■ Your objective: When you repeat the listing, keep every character as it is.

■ Data in this exercise:
---
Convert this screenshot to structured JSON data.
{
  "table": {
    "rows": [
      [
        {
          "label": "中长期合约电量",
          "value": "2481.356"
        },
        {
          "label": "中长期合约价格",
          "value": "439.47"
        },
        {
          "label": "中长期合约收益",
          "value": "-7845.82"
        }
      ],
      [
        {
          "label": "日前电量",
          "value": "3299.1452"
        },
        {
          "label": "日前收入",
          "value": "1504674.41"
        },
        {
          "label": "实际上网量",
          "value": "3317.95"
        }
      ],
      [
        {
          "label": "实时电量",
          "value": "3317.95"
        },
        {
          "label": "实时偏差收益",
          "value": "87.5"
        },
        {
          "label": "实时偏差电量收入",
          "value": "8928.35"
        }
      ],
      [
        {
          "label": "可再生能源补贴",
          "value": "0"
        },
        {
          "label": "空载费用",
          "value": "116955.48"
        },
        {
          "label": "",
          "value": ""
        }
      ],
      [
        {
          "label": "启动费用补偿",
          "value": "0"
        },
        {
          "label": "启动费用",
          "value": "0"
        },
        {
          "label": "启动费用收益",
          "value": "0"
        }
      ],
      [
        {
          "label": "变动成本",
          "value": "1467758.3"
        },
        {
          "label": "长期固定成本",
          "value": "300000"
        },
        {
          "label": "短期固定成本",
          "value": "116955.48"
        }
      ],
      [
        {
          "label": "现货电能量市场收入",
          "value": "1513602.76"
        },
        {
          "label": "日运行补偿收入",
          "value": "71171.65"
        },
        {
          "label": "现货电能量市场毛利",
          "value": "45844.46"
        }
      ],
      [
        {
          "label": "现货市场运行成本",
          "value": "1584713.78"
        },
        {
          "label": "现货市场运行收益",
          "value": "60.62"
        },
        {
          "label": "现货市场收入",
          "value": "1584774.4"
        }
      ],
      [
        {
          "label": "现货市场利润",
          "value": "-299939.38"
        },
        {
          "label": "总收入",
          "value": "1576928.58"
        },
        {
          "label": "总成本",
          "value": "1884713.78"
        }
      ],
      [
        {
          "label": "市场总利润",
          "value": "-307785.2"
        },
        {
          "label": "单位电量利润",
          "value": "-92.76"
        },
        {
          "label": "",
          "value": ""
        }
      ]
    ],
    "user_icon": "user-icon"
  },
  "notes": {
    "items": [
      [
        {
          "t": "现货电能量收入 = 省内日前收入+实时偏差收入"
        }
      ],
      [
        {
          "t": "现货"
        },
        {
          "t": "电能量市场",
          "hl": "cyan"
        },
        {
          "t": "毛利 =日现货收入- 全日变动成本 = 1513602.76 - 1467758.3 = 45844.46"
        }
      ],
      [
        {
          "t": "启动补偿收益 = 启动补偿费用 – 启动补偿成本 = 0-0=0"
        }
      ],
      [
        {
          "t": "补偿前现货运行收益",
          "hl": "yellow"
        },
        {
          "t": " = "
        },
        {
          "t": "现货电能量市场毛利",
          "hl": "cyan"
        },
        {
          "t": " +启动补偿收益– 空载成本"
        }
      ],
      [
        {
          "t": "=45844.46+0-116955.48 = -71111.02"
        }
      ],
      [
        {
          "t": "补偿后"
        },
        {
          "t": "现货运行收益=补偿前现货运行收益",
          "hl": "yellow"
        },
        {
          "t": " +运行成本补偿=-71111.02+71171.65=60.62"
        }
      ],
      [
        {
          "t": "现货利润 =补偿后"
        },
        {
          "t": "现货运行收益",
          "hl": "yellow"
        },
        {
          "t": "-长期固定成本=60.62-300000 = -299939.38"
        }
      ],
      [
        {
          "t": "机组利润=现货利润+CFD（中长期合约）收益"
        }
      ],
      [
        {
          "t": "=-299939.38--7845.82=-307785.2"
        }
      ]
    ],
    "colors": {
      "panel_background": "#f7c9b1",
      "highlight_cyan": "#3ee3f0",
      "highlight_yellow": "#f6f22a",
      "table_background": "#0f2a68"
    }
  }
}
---
■ Solved problem:
Convert this screenshot to structured JSON data.
{
  "table": {
    "rows": [
      [
        {
          "label": "中长期合约电量",
          "value": "2481.356"
        },
        {
          "label": "中长期合约价格",
          "value": "439.47"
        },
        {
          "label": "中长期合约收益",
          "value": "-7845.82"
        }
      ],
      [
        {
          "label": "日前电量",
          "value": "3299.1452"
        },
        {
          "label": "日前收入",
          "value": "1504674.41"
        },
        {
          "label": "实际上网量",
          "value": "3317.95"
        }
      ],
      [
        {
          "label": "实时电量",
          "value": "3317.95"
        },
        {
          "label": "实时偏差收益",
          "value": "87.5"
        },
        {
          "label": "实时偏差电量收入",
          "value": "8928.35"
        }
      ],
      [
        {
          "label": "可再生能源补贴",
          "value": "0"
        },
        {
          "label": "空载费用",
          "value": "116955.48"
        },
        {
          "label": "",
          "value": ""
        }
      ],
      [
        {
          "label": "启动费用补偿",
          "value": "0"
        },
        {
          "label": "启动费用",
          "value": "0"
        },
        {
          "label": "启动费用收益",
          "value": "0"
        }
      ],
      [
        {
          "label": "变动成本",
          "value": "1467758.3"
        },
        {
          "label": "长期固定成本",
          "value": "300000"
        },
        {
          "label": "短期固定成本",
          "value": "116955.48"
        }
      ],
      [
        {
          "label": "现货电能量市场收入",
          "value": "1513602.76"
        },
        {
          "label": "日运行补偿收入",
          "value": "71171.65"
        },
        {
          "label": "现货电能量市场毛利",
          "value": "45844.46"
        }
      ],
      [
        {
          "label": "现货市场运行成本",
          "value": "1584713.78"
        },
        {
          "label": "现货市场运行收益",
          "value": "60.62"
        },
        {
          "label": "现货市场收入",
          "value": "1584774.4"
        }
      ],
      [
        {
          "label": "现货市场利润",
          "value": "-299939.38"
        },
        {
          "label": "总收入",
          "value": "1576928.58"
        },
        {
          "label": "总成本",
          "value": "1884713.78"
        }
      ],
      [
        {
          "label": "市场总利润",
          "value": "-307785.2"
        },
        {
          "label": "单位电量利润",
          "value": "-92.76"
        },
        {
          "label": "",
          "value": ""
        }
      ]
    ],
    "user_icon": "user-icon"
  },
  "notes": {
    "items": [
      [
        {
          "t": "现货电能量收入 = 省内日前收入+实时偏差收入"
        }
      ],
      [
        {
          "t": "现货"
        },
        {
          "t": "电能量市场",
          "hl": "cyan"
        },
        {
          "t": "毛利 =日现货收入- 全日变动成本 = 1513602.76 - 1467758.3 = 45844.46"
        }
      ],
      [
        {
          "t": "启动补偿收益 = 启动补偿费用 – 启动补偿成本 = 0-0=0"
        }
      ],
      [
        {
          "t": "补偿前现货运行收益",
          "hl": "yellow"
        },
        {
          "t": " = "
        },
        {
          "t": "现货电能量市场毛利",
          "hl": "cyan"
        },
        {
          "t": " +启动补偿收益– 空载成本"
        }
      ],
      [
        {
          "t": "=45844.46+0-116955.48 = -71111.02"
        }
      ],
      [
        {
          "t": "补偿后"
        },
        {
          "t": "现货运行收益=补偿前现货运行收益",
          "hl": "yellow"
        },
        {
          "t": " +运行成本补偿=-71111.02+71171.65=60.62"
        }
      ],
      [
        {
          "t": "现货利润 =补偿后"
        },
        {
          "t": "现货运行收益",
          "hl": "yellow"
        },
        {
          "t": "-长期固定成本=60.62-300000 = -299939.38"
        }
      ],
      [
        {
          "t": "机组利润=现货利润+CFD（中长期合约）收益"
        }
      ],
      [
        {
          "t": "=-299939.38--7845.82=-307785.2"
        }
      ]
    ],
    "colors": {
      "panel_background": "#f7c9b1",
      "highlight_cyan": "#3ee3f0",
      "highlight_yellow": "#f6f22a",
      "table_background": "#0f2a68"
    }
  }
}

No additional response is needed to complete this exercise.